• Exercise details
Only the lines containing the string "Competência" are needed; copy all of them from the listing.
_ _ _
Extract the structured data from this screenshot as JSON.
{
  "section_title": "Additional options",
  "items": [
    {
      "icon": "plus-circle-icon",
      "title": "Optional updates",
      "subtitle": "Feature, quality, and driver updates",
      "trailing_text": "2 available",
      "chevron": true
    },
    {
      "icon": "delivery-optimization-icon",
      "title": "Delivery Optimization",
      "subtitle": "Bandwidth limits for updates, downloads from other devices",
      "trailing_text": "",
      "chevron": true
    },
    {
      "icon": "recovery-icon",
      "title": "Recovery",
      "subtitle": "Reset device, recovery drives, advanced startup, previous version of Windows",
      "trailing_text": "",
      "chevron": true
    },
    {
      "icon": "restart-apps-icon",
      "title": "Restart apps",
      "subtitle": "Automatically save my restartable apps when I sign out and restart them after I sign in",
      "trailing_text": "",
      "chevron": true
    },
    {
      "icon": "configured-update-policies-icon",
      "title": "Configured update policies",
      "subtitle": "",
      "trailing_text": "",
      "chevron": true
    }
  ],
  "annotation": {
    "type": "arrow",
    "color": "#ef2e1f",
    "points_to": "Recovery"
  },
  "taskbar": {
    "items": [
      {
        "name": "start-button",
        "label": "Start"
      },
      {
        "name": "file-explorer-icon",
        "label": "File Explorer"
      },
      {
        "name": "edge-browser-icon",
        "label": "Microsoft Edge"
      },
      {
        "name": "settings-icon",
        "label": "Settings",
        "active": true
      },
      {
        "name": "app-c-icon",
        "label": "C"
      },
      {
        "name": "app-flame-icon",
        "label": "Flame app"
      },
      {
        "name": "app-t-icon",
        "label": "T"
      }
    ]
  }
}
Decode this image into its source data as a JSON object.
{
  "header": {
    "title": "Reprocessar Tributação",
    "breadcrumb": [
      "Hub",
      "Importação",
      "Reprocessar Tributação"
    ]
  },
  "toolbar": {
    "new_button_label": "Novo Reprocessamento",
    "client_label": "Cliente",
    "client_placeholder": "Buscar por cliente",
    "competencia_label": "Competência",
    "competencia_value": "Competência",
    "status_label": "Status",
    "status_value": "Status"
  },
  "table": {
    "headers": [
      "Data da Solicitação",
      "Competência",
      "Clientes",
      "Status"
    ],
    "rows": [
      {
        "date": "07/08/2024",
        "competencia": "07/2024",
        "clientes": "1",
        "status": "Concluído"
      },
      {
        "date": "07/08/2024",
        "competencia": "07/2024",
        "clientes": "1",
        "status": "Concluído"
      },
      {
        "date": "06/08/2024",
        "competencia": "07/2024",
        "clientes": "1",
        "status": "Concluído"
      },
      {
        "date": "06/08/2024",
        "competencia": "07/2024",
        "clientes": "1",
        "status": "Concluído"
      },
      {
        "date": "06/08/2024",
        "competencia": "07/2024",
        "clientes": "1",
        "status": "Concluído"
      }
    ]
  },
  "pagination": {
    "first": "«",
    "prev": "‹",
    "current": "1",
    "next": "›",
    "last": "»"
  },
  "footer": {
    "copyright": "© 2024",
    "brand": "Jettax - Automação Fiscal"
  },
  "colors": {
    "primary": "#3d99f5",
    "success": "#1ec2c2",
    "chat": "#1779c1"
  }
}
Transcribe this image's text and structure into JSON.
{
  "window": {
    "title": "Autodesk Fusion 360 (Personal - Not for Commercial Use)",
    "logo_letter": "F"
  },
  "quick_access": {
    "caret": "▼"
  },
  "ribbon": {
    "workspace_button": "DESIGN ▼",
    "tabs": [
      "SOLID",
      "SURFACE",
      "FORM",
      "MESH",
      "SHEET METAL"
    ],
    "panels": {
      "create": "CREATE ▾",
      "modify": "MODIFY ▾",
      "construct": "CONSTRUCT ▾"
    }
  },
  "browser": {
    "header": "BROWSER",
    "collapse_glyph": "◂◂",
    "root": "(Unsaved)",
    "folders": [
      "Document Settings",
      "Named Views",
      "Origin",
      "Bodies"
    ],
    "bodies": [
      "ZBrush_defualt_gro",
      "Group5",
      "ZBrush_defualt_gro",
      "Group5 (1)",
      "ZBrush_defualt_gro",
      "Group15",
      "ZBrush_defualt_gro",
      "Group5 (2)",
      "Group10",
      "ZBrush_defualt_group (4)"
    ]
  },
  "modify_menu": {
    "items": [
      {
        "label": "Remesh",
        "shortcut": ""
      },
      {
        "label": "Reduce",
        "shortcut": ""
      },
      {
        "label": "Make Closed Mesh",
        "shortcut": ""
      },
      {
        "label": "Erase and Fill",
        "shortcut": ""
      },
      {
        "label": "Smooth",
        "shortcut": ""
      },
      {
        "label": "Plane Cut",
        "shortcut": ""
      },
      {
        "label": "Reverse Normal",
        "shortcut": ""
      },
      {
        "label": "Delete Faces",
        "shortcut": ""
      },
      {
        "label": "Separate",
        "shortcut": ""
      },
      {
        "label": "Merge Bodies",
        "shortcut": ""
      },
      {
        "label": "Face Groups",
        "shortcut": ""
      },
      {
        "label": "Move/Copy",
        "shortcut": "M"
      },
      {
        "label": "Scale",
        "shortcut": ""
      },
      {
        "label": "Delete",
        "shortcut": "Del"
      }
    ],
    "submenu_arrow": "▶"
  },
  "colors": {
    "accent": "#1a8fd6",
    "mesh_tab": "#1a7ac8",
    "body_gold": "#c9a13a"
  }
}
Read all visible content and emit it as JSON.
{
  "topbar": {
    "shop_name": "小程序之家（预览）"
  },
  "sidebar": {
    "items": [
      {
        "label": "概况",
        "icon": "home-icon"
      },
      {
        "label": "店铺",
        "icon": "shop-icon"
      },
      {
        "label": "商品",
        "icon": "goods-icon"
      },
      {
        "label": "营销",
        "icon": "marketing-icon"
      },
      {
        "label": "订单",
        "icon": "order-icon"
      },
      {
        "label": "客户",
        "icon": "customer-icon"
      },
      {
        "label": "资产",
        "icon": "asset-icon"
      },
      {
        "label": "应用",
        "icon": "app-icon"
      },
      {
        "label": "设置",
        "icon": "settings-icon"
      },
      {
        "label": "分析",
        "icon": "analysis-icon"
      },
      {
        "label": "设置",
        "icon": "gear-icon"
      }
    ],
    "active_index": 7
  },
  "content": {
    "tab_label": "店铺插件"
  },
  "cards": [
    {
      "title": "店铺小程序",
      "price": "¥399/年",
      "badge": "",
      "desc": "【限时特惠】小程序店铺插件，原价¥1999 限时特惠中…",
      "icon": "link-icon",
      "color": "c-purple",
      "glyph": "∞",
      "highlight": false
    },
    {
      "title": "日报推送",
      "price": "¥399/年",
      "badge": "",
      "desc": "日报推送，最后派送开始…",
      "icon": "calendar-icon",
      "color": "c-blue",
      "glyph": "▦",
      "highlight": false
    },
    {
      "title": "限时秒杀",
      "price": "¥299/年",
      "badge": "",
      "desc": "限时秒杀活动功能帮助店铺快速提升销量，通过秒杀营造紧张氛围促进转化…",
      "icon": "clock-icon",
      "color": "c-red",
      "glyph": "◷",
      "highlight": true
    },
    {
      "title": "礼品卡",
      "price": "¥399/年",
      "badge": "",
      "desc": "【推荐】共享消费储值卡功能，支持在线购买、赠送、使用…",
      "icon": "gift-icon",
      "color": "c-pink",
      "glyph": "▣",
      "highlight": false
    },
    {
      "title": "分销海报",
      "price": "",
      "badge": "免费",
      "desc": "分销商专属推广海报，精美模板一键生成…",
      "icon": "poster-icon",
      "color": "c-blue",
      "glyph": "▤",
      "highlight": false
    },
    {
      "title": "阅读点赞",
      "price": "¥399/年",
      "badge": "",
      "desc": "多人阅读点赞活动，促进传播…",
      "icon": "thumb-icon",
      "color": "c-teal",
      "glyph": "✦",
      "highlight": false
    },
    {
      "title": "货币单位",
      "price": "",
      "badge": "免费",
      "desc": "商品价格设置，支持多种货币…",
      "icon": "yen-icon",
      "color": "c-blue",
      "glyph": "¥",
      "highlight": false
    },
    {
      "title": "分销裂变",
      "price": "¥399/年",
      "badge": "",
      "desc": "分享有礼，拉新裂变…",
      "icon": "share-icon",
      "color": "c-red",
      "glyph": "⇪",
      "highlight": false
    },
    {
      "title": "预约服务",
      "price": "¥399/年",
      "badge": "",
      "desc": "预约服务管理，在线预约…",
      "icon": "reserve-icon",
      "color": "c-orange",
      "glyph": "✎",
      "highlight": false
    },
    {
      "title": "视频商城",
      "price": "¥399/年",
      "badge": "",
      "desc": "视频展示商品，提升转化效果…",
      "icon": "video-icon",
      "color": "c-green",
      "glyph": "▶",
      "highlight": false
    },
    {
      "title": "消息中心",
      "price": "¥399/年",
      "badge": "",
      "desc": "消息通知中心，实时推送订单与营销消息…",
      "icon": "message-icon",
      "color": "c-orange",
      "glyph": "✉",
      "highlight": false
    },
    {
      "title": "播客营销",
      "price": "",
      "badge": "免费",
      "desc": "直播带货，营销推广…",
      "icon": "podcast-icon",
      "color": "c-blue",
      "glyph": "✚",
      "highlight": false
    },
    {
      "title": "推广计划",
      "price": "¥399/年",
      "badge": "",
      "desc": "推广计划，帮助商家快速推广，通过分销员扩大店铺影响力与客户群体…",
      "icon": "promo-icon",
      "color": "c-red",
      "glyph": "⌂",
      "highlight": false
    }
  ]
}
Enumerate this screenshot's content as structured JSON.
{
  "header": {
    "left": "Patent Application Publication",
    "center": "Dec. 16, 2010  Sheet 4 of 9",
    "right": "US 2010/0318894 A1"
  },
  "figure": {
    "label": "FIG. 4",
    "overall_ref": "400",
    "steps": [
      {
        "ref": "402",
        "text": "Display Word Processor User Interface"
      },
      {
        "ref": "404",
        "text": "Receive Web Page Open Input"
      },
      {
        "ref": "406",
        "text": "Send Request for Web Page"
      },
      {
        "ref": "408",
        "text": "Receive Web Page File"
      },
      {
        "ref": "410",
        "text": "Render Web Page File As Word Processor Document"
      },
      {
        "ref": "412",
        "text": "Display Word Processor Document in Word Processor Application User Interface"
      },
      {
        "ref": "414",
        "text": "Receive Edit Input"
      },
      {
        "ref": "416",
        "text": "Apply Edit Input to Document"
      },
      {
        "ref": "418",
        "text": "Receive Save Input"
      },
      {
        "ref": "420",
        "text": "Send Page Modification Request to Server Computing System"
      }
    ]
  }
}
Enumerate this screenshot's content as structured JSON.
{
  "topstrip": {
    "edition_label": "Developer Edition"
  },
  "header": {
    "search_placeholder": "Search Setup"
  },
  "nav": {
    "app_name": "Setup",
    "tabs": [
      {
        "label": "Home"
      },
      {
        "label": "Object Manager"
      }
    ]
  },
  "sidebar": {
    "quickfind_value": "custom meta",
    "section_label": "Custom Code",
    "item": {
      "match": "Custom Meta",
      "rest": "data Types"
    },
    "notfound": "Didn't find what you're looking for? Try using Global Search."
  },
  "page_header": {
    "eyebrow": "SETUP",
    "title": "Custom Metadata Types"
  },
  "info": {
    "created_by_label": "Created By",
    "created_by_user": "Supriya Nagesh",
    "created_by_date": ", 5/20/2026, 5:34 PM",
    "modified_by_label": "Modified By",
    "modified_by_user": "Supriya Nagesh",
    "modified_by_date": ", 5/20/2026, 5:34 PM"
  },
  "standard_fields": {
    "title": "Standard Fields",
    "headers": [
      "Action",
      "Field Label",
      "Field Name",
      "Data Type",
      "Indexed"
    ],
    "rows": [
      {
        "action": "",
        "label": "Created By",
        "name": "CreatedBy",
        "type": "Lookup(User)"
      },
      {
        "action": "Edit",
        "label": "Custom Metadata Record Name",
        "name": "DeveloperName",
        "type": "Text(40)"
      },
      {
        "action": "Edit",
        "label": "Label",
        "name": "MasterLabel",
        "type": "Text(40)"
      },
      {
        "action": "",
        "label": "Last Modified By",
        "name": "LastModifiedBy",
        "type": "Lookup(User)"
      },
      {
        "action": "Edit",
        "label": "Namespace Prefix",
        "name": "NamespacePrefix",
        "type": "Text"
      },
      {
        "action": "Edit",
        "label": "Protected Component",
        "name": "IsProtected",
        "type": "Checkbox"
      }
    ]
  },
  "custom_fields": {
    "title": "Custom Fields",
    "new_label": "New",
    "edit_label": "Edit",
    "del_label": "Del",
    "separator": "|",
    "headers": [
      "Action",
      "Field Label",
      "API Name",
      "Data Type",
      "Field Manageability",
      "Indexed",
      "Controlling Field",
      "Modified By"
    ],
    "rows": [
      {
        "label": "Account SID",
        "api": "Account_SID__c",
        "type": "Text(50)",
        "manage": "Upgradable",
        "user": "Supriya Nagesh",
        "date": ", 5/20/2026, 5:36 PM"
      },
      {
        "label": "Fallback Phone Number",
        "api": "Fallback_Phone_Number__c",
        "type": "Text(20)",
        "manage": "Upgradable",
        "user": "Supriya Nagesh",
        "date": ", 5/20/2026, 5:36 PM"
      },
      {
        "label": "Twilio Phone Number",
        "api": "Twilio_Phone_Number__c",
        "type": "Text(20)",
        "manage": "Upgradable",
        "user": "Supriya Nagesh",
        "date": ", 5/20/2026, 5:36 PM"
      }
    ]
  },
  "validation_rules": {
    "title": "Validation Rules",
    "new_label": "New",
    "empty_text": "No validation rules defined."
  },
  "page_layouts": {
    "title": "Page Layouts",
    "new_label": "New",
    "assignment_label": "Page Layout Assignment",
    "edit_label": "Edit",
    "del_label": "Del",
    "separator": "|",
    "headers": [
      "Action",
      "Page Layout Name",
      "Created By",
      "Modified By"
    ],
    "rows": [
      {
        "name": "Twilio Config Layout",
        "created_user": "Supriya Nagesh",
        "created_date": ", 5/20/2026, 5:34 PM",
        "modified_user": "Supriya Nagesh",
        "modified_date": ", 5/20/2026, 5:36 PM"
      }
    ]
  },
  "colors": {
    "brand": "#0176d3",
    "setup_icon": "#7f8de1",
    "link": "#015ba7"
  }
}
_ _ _
• Your response
    "competencia_label": "Competência",
    "competencia_value": "Competência",
      "Competência",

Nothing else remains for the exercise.